** Opening GIVEN DATA block **
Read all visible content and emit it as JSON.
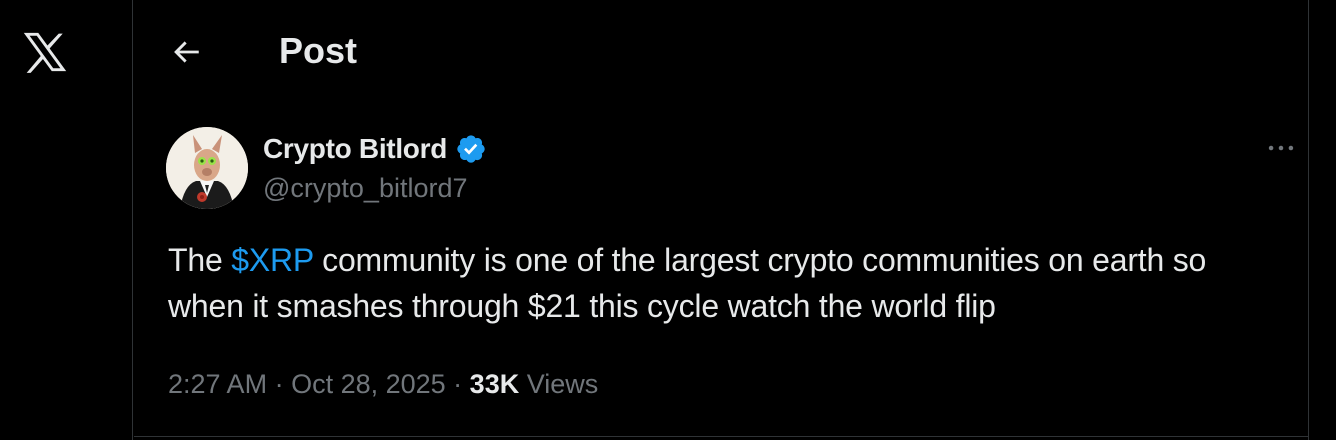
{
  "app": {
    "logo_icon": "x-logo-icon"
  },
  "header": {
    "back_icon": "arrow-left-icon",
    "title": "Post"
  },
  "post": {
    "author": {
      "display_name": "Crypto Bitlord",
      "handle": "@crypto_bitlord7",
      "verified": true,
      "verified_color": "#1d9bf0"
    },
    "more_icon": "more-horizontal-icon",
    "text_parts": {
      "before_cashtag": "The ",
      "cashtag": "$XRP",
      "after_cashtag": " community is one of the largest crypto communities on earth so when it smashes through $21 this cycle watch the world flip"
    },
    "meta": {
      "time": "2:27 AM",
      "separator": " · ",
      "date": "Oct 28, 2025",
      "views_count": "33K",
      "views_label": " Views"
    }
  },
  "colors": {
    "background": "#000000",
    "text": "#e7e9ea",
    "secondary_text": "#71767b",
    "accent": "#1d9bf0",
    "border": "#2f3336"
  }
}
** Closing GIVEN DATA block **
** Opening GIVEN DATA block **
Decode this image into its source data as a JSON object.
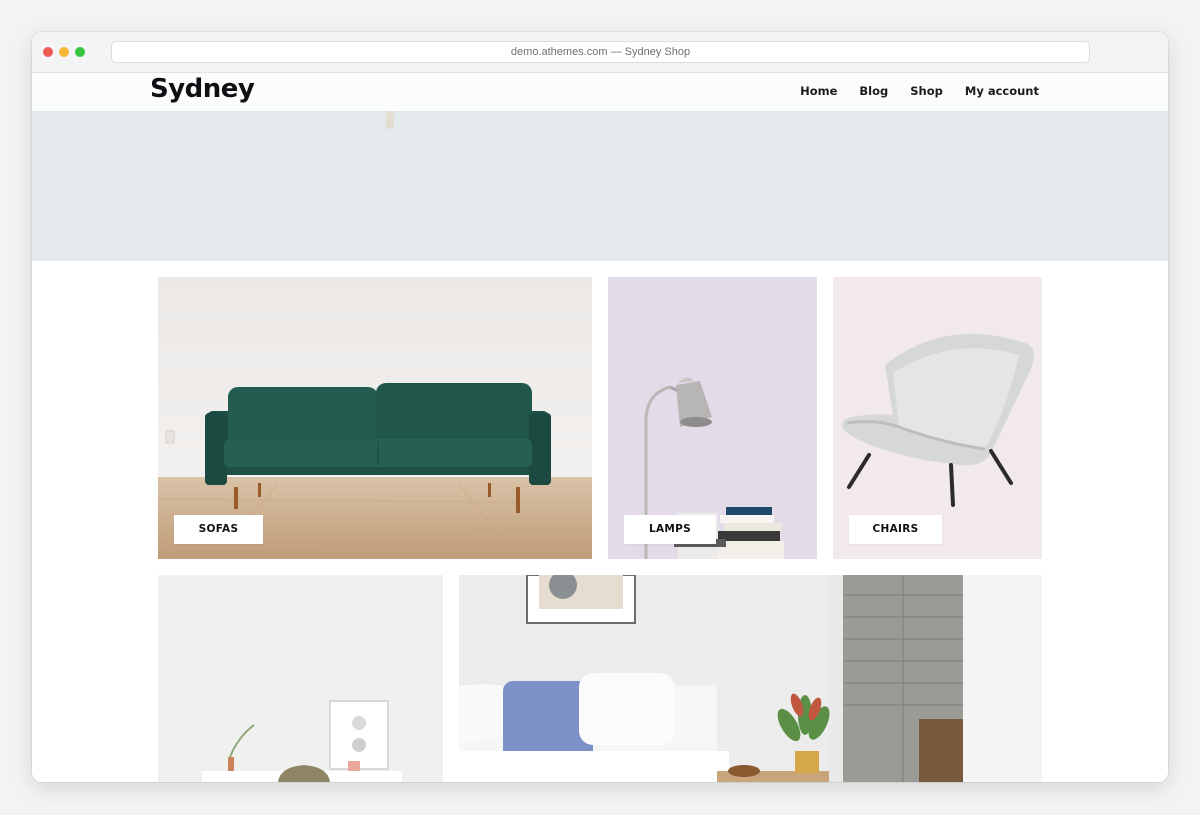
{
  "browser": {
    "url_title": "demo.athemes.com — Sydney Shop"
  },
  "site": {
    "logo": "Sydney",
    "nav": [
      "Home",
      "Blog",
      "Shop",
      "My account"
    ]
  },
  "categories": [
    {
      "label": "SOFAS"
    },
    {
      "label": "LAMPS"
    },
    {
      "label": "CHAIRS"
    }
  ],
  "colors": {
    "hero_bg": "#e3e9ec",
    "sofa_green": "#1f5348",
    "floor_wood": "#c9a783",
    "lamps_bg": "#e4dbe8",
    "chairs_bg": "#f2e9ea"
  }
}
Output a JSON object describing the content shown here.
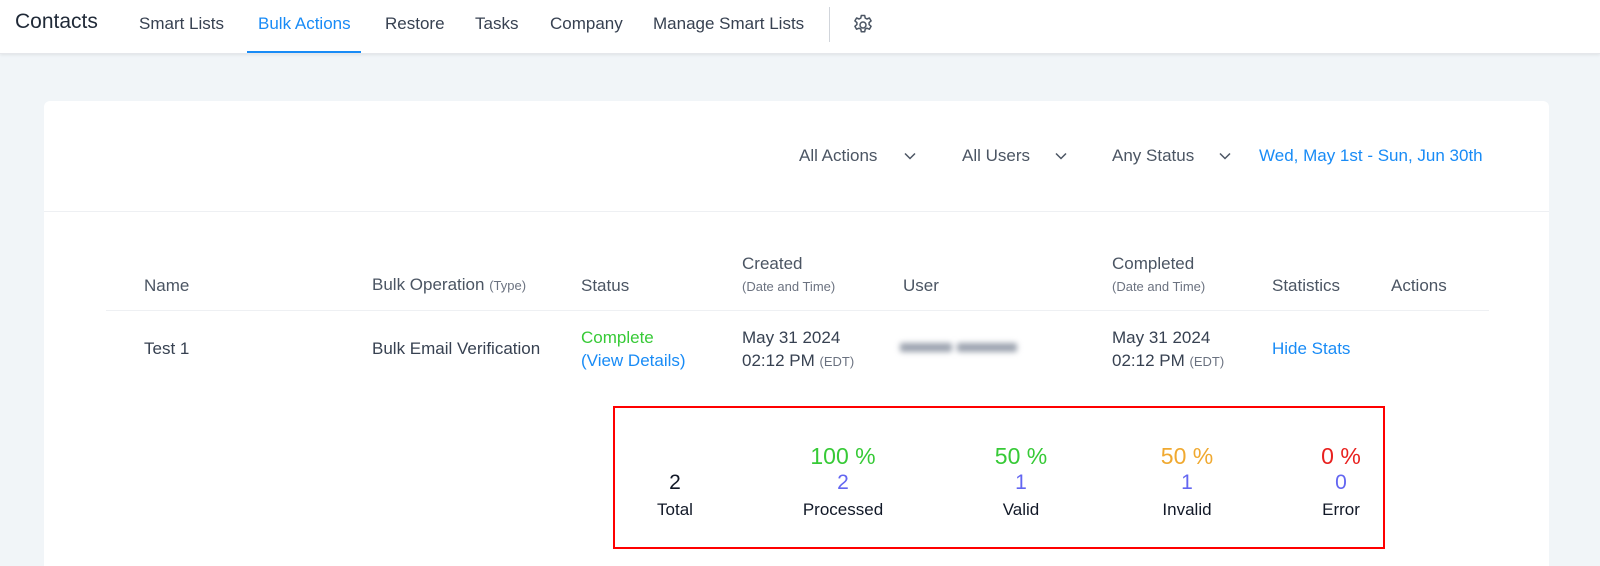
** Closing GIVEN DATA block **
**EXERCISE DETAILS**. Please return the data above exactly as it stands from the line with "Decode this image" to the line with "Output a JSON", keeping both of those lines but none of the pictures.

**TASK SOLUTION**.
Decode this image into its source data as a JSON object.
{
  "browser": {
    "url_title": "demo.athemes.com — Sydney Shop"
  },
  "site": {
    "logo": "Sydney",
    "nav": [
      "Home",
      "Blog",
      "Shop",
      "My account"
    ]
  },
  "categories": [
    {
      "label": "SOFAS"
    },
    {
      "label": "LAMPS"
    },
    {
      "label": "CHAIRS"
    }
  ],
  "colors": {
    "hero_bg": "#e3e9ec",
    "sofa_green": "#1f5348",
    "floor_wood": "#c9a783",
    "lamps_bg": "#e4dbe8",
    "chairs_bg": "#f2e9ea"
  }
}
Output a JSON object describing the content shown here.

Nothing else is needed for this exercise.